Rates have been volatile, putting potential buyers on edge. Although the Federal Reserve raised its key rate again on Wednesday, mortgage rates fell slightly last week.
A weekly survey released on Thursday indicates that the 30-year fixed rate mortgage is averaging 5.30% with an average of 0.8 points. That’s down from the previous week, when it averaged 5.54%. A year ago at the same date, the 30-year average was 2.80%.
Rising rates mean fewer people are able or willing to buy a home in the Twin Cities. During the month of June, nearly 20% fewer buyers signed purchase contracts compared to last year. In the first three weeks of July, the decline seems even more pronounced.
On average, people who put their homes up for sale in June received an offer in just 21 days. It was a day faster than the previous year and the fastest pace in nearly a year, according to MAR.
“The pace remains historically fast and still represents half of the market time of 2018, 2019 and 2020,” Arbit said.
Indeed, although buyers had more choice at the end of June than last year, there is still a dramatic shortage of listings. At the current rate of sales, there were only enough homes on the market in June to last 1.6 months. Although this figure is up from 1.3 months this time last year, it is still well below the five- to six-month supply seen as balanced between buyers and sellers.
This imbalance is why the market is still relatively competitive and many sellers still get more than their asking price. On average, sellers in June received 103.3% of their list price. Although this figure is down from 104.1% a year earlier, it is still the second strongest June in 20 years.
“That still leaves us in a strong seller’s market, but not as strong as it was last June,” Arbit said.
At the national level, a deceleration of the real estate market is clearer. Mortgage applications fell last week for the fourth consecutive week, the Mortgage Bankers Association reported. And a pending home sales index fell nearly 9% in June, the National Association of Realtors said last week.
Kath Hammerseng, a Twin Cities area sales agent and former president of MAR, said buyers have become more hesitant. Some are assessing the interest rate situation and the impact of rising property prices. Last month, the median price of all closures rose nearly 9% to a record high of $380,000.
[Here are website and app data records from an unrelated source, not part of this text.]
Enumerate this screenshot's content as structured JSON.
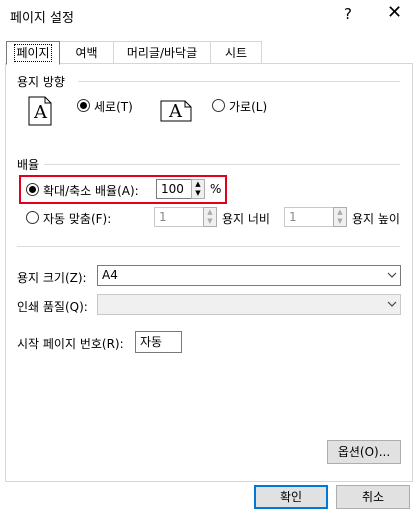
{
  "window": {
    "title": "페이지 설정",
    "help": "?",
    "close": "✕"
  },
  "tabs": [
    {
      "label": "페이지"
    },
    {
      "label": "여백"
    },
    {
      "label": "머리글/바닥글"
    },
    {
      "label": "시트"
    }
  ],
  "orientation": {
    "group_label": "용지 방향",
    "portrait_label": "세로(T)",
    "landscape_label": "가로(L)",
    "portrait_icon_letter": "A",
    "landscape_icon_letter": "A",
    "selected": "portrait"
  },
  "scaling": {
    "group_label": "배율",
    "adjust_label": "확대/축소 배율(A):",
    "adjust_value": "100",
    "percent": "%",
    "fit_label": "자동 맞춤(F):",
    "fit_wide_value": "1",
    "fit_wide_label": "용지 너비",
    "fit_tall_value": "1",
    "fit_tall_label": "용지 높이",
    "selected": "adjust"
  },
  "paper_size": {
    "label": "용지 크기(Z):",
    "value": "A4"
  },
  "print_quality": {
    "label": "인쇄 품질(Q):",
    "value": ""
  },
  "first_page": {
    "label": "시작 페이지 번호(R):",
    "value": "자동"
  },
  "buttons": {
    "options": "옵션(O)...",
    "ok": "확인",
    "cancel": "취소"
  },
  "colors": {
    "highlight": "#e3001b",
    "default_button_border": "#0078d7"
  }
}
She said the housing market was similar to 2018 and 2019, when buyers had a bit more time to make decisions and sellers had to work harder to prepare their homes for sale.
“More than ever, homes that aren’t turnkey or competitively priced…persist,” she said. “Sellers who are overconfident don’t see the results they thought they were seeing. On pretty ones, buyers are always competing and it’s the same multiple offer situation.”
Arbit said while the market adjusts, it is unlikely to pivot quickly to a more buyer-friendly market.
“It doesn’t happen overnight or even in a matter of months,” he said. “We’ve been underbuilt and undersupplied for so long that it will take time to tip the scales back to a balanced market, let alone a buyers’ market.”
The Gerlachs were unwilling to wait. They planned a buying trip to the Twin Cities area in September, but like many first-time buyers, the threat of rising rates made them a bit more eager to buy sooner rather than later. And friends who had shopped in the neighborhood warned them that the best homes always sold quickly, and sometimes for more than the asking price.
Plus, they were somewhat surprised when one of the first homes they visited remotely checked almost every item on their wishlist.
So almost immediately after taking several virtual tours this month, the Gerlachs offered sellers of a house in Maple Grove slightly above the asking price, even though there were no other offers. The couple knew homes in the neighborhood were selling quickly and wanted to avoid a competing offer.
“We didn’t feel like we were in the driver’s seat. It really felt like it was a seller’s market,” Jenna Gerlach said. “I just didn’t want to be in a position where we had to make an offer and settle for a house we didn’t want.”
At the top of his wish list was a fireplace and a large yard for their boxer. Within a day of listing the house, their seller quickly accepted their offer. The Gerlachs prepare to move.